What's the (New) Story?

Newspapers hold seminars for their reporters and more often than not journalists are taught to think about narrative and storytelling in their writing. Narrative is supposed to attract readers. Or so editors say. It’s interesting that the overseers of institutions that are losing popularity and subscribers somehow seem to know how to “attract” the “average reader,” but they do and reporters are asked to look for ways to employ narrative in their writing. But at what cost?

Rich writes this morning about the “master narratives” of the campaign. We can see them forming – stories of war, of terrorism, of courage, of Vietnam and 9/11. Following the advice of editors and experts, journalists pick up these narratives and they become the template of the campaign and our public lives.

So Al Gore becomes the man too eager to change and to please. One Bush is the patrician who is baffled by a grocery checkout scanner and his son is the drunken dunce. Kerry is … Well, we all know how this goes on and on. Campaigns are now competitions among these master narratives, and reporters dutifully write their reports within the stick-built construction of these overarching “stories.”

My wife tells me that narrative is a perfectly fine way to construct a piece of writing. But she contends it comes at a price. And the price is confinement. Narratives are expressions about what happened, not what will be. They aren’t critical. They don’t even make an argument. They just are and in that sense they are no different than advertising. (The consultants must love the way we now cover campaigns.)

The master narrative isn’t good for candidates or the country. Can a president pick a course that conflicts with the story of his life, even if it’s the right thing?
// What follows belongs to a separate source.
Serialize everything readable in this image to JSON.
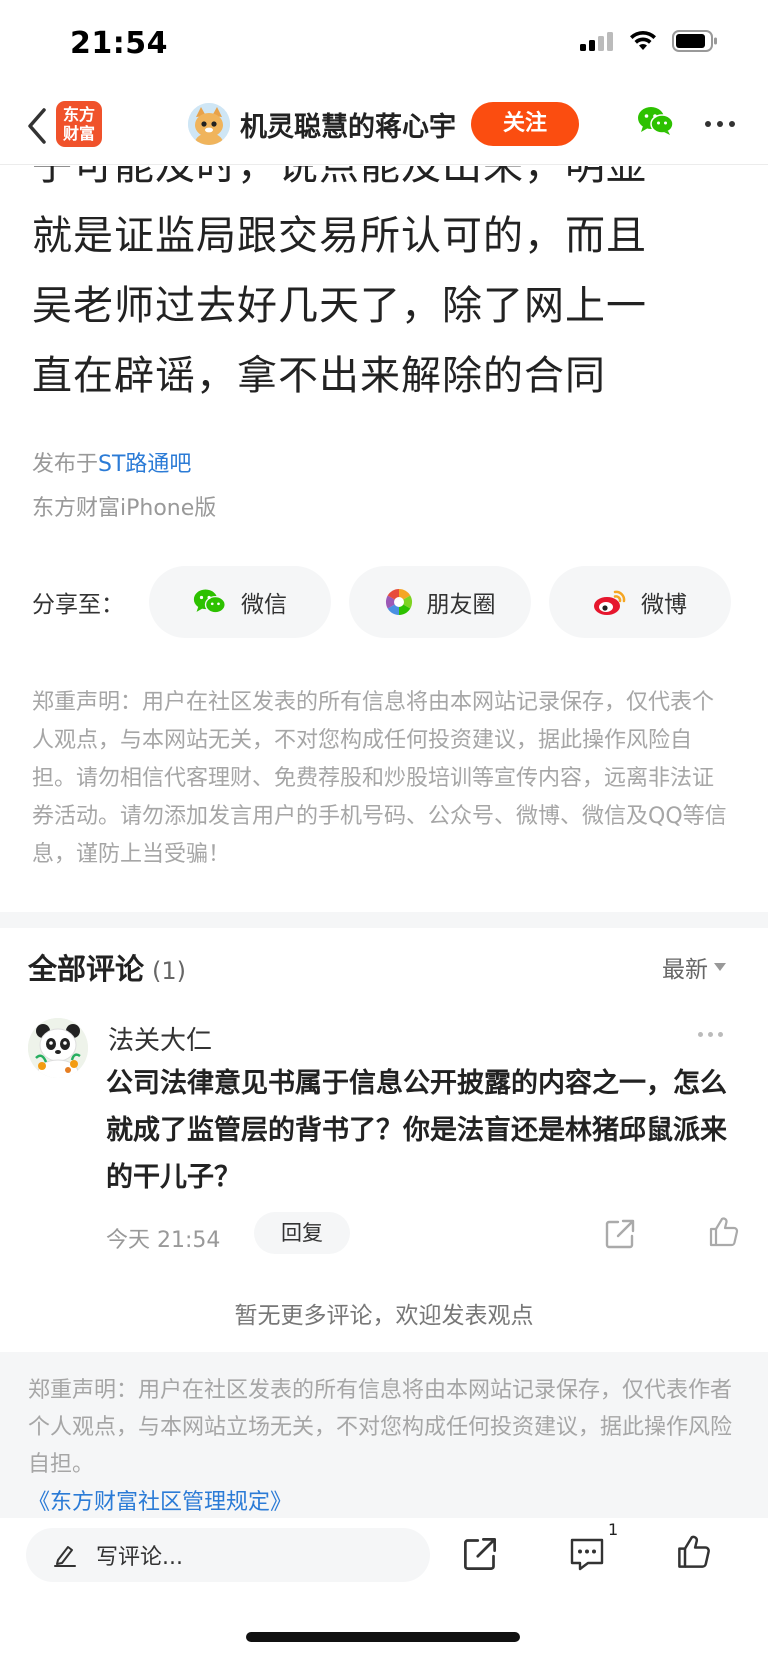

Not a chance. (See Meredith McGehee’s post.) And if voters pick their future on an unchanging “story” of the past, aren’t we giving up the democratic promise of being active participants in public life?
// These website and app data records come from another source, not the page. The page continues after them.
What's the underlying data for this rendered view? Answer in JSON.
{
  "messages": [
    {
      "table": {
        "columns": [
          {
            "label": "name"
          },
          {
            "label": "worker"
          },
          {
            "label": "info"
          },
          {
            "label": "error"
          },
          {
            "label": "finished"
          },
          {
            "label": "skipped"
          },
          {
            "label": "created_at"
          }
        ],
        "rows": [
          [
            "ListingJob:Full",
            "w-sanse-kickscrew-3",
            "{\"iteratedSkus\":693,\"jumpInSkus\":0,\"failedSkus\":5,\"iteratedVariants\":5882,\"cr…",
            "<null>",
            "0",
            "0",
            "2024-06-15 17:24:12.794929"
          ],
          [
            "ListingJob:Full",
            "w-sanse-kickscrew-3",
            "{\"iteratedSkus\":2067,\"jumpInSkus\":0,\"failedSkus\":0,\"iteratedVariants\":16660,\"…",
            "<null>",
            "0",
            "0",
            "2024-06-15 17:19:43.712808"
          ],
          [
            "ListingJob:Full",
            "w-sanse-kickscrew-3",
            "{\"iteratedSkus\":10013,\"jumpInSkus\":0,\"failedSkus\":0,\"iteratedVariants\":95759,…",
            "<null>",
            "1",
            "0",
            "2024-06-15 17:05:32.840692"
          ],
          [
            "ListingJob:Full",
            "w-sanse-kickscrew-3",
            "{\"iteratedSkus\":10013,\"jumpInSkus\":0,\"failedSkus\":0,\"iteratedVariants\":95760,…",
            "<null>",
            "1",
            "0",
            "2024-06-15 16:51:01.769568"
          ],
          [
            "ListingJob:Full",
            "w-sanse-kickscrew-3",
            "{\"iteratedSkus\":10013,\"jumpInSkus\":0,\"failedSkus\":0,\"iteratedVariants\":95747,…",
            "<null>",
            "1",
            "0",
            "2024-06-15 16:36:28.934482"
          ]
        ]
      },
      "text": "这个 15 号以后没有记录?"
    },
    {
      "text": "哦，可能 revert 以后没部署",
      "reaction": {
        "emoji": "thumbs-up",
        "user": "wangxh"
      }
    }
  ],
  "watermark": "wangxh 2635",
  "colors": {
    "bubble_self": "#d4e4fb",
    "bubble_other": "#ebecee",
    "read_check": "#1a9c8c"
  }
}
Like I said, we in the press love the narrative way of covering just about everything. (And if we can’t find the perfect narrative foil, some of us will make ‘em up.) But it might help us all if we gave up on the “story” and found instead some fact, some argument, some persuasion, some different way of looking at things, so that the new story of the nation and the world doesn’t turn out to sound so much like the old.